Break cinnamon into small pieces. Simmer wine and spices for about five minutes. Strain wine. Serve hot.

The Speculatius, a spice cookie from the Netherlands
The Speculatius, a spice cookie from the Netherlands, like all of Mrs. Berger's recipes, is foolproof.

1 cup butter                       4 tsp. cinnamon
1 cup lard                          1/2 tsp. nutmeg
2 cups brown sugar           1/2 tsp. cloves 
1/2 cup sour cream          4-1/2 cups sifted                                                              flour
1/2 tsp. soda                      1/2 cup chopped                                                               nuts

Cream the butter, lard and sugar. Add sour cream alternately with sifted dry ingredients. Stir in the nuts. Knead the dough into rolls. Wrap the rolls in wax paper and chill them in the refrigerator overnight. Roll the dough very thin and cut into shapes. Bake in moderate oven (375 degrees) for 10 to 15 minutes.

The dough may be cut into St. Nicholas shapes, or into the shape of birds, fish or animals. We also like to cut out stocking shapes and ice them in honor of St. Nicholas, patron of school boys.

During the party we light the Advent wreath candle, and the children sing Advent hymns. All classes at Corpus Christi School have wreaths, but some of the children do not have them at home. We have found that parents, enjoying their Bishopwyn, have become interested in the wreath and have integrated the Advent program of school and home as a result of the St. Nicholas Day party.

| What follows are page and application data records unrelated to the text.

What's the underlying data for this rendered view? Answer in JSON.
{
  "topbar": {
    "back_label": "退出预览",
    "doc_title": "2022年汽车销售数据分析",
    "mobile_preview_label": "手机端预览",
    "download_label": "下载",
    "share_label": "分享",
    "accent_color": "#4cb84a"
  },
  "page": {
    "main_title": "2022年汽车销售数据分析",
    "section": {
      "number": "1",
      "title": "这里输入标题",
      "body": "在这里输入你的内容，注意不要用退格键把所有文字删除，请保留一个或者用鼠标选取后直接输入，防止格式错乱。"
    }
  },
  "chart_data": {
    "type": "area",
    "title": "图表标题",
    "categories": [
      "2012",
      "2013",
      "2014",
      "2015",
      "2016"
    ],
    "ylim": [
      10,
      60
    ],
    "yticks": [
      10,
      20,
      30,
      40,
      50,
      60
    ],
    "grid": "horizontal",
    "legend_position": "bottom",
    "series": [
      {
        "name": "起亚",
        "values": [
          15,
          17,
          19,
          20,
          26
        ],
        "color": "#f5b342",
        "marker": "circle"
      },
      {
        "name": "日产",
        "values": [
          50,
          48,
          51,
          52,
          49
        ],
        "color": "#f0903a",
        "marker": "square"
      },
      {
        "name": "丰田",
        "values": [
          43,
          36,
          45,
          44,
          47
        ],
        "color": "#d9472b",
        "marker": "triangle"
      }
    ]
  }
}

Excerpt taken from FAMILY ADVENT CUSTOMS by Helen McLoughlin